* **What you need to do**
Set down the entries once more, exactly as they are written.

* **Data excerpts**
++++++++
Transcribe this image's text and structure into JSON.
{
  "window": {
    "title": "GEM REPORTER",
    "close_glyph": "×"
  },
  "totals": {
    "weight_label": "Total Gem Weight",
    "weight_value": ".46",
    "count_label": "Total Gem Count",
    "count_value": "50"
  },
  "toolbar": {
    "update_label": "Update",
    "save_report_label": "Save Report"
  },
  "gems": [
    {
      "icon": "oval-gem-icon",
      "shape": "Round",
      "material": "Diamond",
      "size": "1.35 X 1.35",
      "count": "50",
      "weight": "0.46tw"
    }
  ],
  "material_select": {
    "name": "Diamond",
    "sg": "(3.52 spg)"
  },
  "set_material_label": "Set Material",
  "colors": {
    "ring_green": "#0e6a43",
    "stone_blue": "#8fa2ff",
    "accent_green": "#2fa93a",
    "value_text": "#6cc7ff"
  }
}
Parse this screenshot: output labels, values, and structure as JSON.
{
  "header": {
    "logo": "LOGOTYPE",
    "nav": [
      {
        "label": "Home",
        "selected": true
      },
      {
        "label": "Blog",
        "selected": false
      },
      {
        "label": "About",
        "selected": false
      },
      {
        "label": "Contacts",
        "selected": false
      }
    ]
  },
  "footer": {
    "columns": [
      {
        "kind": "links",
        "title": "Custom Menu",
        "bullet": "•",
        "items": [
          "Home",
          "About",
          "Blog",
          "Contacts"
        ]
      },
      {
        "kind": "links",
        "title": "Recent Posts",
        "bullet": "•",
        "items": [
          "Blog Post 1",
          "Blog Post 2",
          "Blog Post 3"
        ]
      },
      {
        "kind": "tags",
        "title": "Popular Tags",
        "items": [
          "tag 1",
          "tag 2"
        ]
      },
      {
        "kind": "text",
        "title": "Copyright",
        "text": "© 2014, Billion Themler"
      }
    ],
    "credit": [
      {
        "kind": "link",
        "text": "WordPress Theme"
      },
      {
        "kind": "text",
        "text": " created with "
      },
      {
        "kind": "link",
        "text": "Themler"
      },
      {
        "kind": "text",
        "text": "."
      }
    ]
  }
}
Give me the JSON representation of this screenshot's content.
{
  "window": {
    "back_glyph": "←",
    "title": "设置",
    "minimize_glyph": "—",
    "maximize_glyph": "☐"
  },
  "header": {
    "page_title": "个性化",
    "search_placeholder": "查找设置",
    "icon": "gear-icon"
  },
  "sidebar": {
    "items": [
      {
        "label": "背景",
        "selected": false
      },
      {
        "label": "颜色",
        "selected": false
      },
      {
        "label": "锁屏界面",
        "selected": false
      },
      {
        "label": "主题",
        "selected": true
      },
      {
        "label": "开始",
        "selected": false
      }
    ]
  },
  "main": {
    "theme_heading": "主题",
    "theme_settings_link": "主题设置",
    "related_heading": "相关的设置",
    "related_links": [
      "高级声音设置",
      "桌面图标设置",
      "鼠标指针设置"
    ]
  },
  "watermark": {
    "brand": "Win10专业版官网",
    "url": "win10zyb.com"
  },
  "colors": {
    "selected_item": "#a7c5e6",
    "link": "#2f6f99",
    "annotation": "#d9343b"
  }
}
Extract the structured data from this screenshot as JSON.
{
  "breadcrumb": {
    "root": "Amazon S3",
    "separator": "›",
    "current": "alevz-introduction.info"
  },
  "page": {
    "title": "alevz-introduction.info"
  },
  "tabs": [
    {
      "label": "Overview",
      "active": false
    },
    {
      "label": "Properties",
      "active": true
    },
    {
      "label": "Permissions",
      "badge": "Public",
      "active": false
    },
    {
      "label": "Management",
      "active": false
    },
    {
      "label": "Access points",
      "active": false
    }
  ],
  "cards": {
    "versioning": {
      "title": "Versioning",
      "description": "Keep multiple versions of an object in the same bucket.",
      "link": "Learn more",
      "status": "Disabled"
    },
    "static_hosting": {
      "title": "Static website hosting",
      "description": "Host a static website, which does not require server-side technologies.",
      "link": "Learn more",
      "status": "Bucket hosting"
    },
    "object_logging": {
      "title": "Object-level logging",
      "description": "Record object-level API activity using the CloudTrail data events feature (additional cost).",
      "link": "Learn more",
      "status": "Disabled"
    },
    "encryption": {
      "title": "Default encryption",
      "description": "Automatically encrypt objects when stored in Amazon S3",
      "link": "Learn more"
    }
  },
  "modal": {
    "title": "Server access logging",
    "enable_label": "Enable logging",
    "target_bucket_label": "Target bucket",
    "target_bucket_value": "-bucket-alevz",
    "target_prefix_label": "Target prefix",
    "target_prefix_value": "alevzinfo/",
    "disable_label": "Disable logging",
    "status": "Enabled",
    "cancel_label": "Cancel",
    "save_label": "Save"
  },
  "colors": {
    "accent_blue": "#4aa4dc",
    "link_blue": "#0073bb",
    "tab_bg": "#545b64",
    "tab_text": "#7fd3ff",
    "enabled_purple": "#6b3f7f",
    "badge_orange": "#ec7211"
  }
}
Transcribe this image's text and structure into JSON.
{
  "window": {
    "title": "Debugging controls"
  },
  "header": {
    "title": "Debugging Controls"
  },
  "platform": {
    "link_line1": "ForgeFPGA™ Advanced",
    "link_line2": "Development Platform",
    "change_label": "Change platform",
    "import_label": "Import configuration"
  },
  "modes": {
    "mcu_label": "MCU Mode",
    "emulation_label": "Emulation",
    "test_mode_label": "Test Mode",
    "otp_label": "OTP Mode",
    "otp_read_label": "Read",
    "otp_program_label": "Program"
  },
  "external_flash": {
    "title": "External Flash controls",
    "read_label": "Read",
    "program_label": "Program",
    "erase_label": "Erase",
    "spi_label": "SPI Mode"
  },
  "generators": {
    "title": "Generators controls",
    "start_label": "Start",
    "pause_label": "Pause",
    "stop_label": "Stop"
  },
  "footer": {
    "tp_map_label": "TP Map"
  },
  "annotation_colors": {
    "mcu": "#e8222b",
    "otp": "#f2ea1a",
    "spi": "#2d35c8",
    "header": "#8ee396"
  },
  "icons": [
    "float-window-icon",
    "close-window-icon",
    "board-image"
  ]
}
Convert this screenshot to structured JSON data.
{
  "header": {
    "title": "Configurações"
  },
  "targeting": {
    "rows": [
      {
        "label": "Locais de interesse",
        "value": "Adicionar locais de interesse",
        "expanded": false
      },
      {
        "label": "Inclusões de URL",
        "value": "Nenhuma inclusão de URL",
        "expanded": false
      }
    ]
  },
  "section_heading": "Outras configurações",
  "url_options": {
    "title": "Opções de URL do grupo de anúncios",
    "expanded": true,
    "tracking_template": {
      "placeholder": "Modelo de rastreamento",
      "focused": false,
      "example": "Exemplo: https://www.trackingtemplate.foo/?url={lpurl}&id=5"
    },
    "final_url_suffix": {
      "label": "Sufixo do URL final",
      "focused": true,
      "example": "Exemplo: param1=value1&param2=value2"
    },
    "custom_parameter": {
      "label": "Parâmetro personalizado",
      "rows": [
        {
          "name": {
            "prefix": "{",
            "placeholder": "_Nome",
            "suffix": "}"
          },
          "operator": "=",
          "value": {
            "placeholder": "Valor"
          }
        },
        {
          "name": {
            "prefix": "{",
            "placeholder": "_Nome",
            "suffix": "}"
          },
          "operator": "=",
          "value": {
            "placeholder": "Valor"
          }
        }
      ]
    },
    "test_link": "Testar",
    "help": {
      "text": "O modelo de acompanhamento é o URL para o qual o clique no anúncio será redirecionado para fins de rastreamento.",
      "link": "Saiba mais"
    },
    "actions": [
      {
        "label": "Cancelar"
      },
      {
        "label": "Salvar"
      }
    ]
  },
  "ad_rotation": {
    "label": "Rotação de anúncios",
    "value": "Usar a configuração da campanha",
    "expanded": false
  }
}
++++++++
* **Output**
Transcribe this image's text and structure into JSON.
{
  "window": {
    "title": "GEM REPORTER",
    "close_glyph": "×"
  },
  "totals": {
    "weight_label": "Total Gem Weight",
    "weight_value": ".46",
    "count_label": "Total Gem Count",
    "count_value": "50"
  },
  "toolbar": {
    "update_label": "Update",
    "save_report_label": "Save Report"
  },
  "gems": [
    {
      "icon": "oval-gem-icon",
      "shape": "Round",
      "material": "Diamond",
      "size": "1.35 X 1.35",
      "count": "50",
      "weight": "0.46tw"
    }
  ],
  "material_select": {
    "name": "Diamond",
    "sg": "(3.52 spg)"
  },
  "set_material_label": "Set Material",
  "colors": {
    "ring_green": "#0e6a43",
    "stone_blue": "#8fa2ff",
    "accent_green": "#2fa93a",
    "value_text": "#6cc7ff"
  }
}
Parse this screenshot: output labels, values, and structure as JSON.
{
  "header": {
    "logo": "LOGOTYPE",
    "nav": [
      {
        "label": "Home",
        "selected": true
      },
      {
        "label": "Blog",
        "selected": false
      },
      {
        "label": "About",
        "selected": false
      },
      {
        "label": "Contacts",
        "selected": false
      }
    ]
  },
  "footer": {
    "columns": [
      {
        "kind": "links",
        "title": "Custom Menu",
        "bullet": "•",
        "items": [
          "Home",
          "About",
          "Blog",
          "Contacts"
        ]
      },
      {
        "kind": "links",
        "title": "Recent Posts",
        "bullet": "•",
        "items": [
          "Blog Post 1",
          "Blog Post 2",
          "Blog Post 3"
        ]
      },
      {
        "kind": "tags",
        "title": "Popular Tags",
        "items": [
          "tag 1",
          "tag 2"
        ]
      },
      {
        "kind": "text",
        "title": "Copyright",
        "text": "© 2014, Billion Themler"
      }
    ],
    "credit": [
      {
        "kind": "link",
        "text": "WordPress Theme"
      },
      {
        "kind": "text",
        "text": " created with "
      },
      {
        "kind": "link",
        "text": "Themler"
      },
      {
        "kind": "text",
        "text": "."
      }
    ]
  }
}
Give me the JSON representation of this screenshot's content.
{
  "window": {
    "back_glyph": "←",
    "title": "设置",
    "minimize_glyph": "—",
    "maximize_glyph": "☐"
  },
  "header": {
    "page_title": "个性化",
    "search_placeholder": "查找设置",
    "icon": "gear-icon"
  },
  "sidebar": {
    "items": [
      {
        "label": "背景",
        "selected": false
      },
      {
        "label": "颜色",
        "selected": false
      },
      {
        "label": "锁屏界面",
        "selected": false
      },
      {
        "label": "主题",
        "selected": true
      },
      {
        "label": "开始",
        "selected": false
      }
    ]
  },
  "main": {
    "theme_heading": "主题",
    "theme_settings_link": "主题设置",
    "related_heading": "相关的设置",
    "related_links": [
      "高级声音设置",
      "桌面图标设置",
      "鼠标指针设置"
    ]
  },
  "watermark": {
    "brand": "Win10专业版官网",
    "url": "win10zyb.com"
  },
  "colors": {
    "selected_item": "#a7c5e6",
    "link": "#2f6f99",
    "annotation": "#d9343b"
  }
}
Extract the structured data from this screenshot as JSON.
{
  "breadcrumb": {
    "root": "Amazon S3",
    "separator": "›",
    "current": "alevz-introduction.info"
  },
  "page": {
    "title": "alevz-introduction.info"
  },
  "tabs": [
    {
      "label": "Overview",
      "active": false
    },
    {
      "label": "Properties",
      "active": true
    },
    {
      "label": "Permissions",
      "badge": "Public",
      "active": false
    },
    {
      "label": "Management",
      "active": false
    },
    {
      "label": "Access points",
      "active": false
    }
  ],
  "cards": {
    "versioning": {
      "title": "Versioning",
      "description": "Keep multiple versions of an object in the same bucket.",
      "link": "Learn more",
      "status": "Disabled"
    },
    "static_hosting": {
      "title": "Static website hosting",
      "description": "Host a static website, which does not require server-side technologies.",
      "link": "Learn more",
      "status": "Bucket hosting"
    },
    "object_logging": {
      "title": "Object-level logging",
      "description": "Record object-level API activity using the CloudTrail data events feature (additional cost).",
      "link": "Learn more",
      "status": "Disabled"
    },
    "encryption": {
      "title": "Default encryption",
      "description": "Automatically encrypt objects when stored in Amazon S3",
      "link": "Learn more"
    }
  },
  "modal": {
    "title": "Server access logging",
    "enable_label": "Enable logging",
    "target_bucket_label": "Target bucket",
    "target_bucket_value": "-bucket-alevz",
    "target_prefix_label": "Target prefix",
    "target_prefix_value": "alevzinfo/",
    "disable_label": "Disable logging",
    "status": "Enabled",
    "cancel_label": "Cancel",
    "save_label": "Save"
  },
  "colors": {
    "accent_blue": "#4aa4dc",
    "link_blue": "#0073bb",
    "tab_bg": "#545b64",
    "tab_text": "#7fd3ff",
    "enabled_purple": "#6b3f7f",
    "badge_orange": "#ec7211"
  }
}
Transcribe this image's text and structure into JSON.
{
  "window": {
    "title": "Debugging controls"
  },
  "header": {
    "title": "Debugging Controls"
  },
  "platform": {
    "link_line1": "ForgeFPGA™ Advanced",
    "link_line2": "Development Platform",
    "change_label": "Change platform",
    "import_label": "Import configuration"
  },
  "modes": {
    "mcu_label": "MCU Mode",
    "emulation_label": "Emulation",
    "test_mode_label": "Test Mode",
    "otp_label": "OTP Mode",
    "otp_read_label": "Read",
    "otp_program_label": "Program"
  },
  "external_flash": {
    "title": "External Flash controls",
    "read_label": "Read",
    "program_label": "Program",
    "erase_label": "Erase",
    "spi_label": "SPI Mode"
  },
  "generators": {
    "title": "Generators controls",
    "start_label": "Start",
    "pause_label": "Pause",
    "stop_label": "Stop"
  },
  "footer": {
    "tp_map_label": "TP Map"
  },
  "annotation_colors": {
    "mcu": "#e8222b",
    "otp": "#f2ea1a",
    "spi": "#2d35c8",
    "header": "#8ee396"
  },
  "icons": [
    "float-window-icon",
    "close-window-icon",
    "board-image"
  ]
}
Convert this screenshot to structured JSON data.
{
  "header": {
    "title": "Configurações"
  },
  "targeting": {
    "rows": [
      {
        "label": "Locais de interesse",
        "value": "Adicionar locais de interesse",
        "expanded": false
      },
      {
        "label": "Inclusões de URL",
        "value": "Nenhuma inclusão de URL",
        "expanded": false
      }
    ]
  },
  "section_heading": "Outras configurações",
  "url_options": {
    "title": "Opções de URL do grupo de anúncios",
    "expanded": true,
    "tracking_template": {
      "placeholder": "Modelo de rastreamento",
      "focused": false,
      "example": "Exemplo: https://www.trackingtemplate.foo/?url={lpurl}&id=5"
    },
    "final_url_suffix": {
      "label": "Sufixo do URL final",
      "focused": true,
      "example": "Exemplo: param1=value1&param2=value2"
    },
    "custom_parameter": {
      "label": "Parâmetro personalizado",
      "rows": [
        {
          "name": {
            "prefix": "{",
            "placeholder": "_Nome",
            "suffix": "}"
          },
          "operator": "=",
          "value": {
            "placeholder": "Valor"
          }
        },
        {
          "name": {
            "prefix": "{",
            "placeholder": "_Nome",
            "suffix": "}"
          },
          "operator": "=",
          "value": {
            "placeholder": "Valor"
          }
        }
      ]
    },
    "test_link": "Testar",
    "help": {
      "text": "O modelo de acompanhamento é o URL para o qual o clique no anúncio será redirecionado para fins de rastreamento.",
      "link": "Saiba mais"
    },
    "actions": [
      {
        "label": "Cancelar"
      },
      {
        "label": "Salvar"
      }
    ]
  },
  "ad_rotation": {
    "label": "Rotação de anúncios",
    "value": "Usar a configuração da campanha",
    "expanded": false
  }
}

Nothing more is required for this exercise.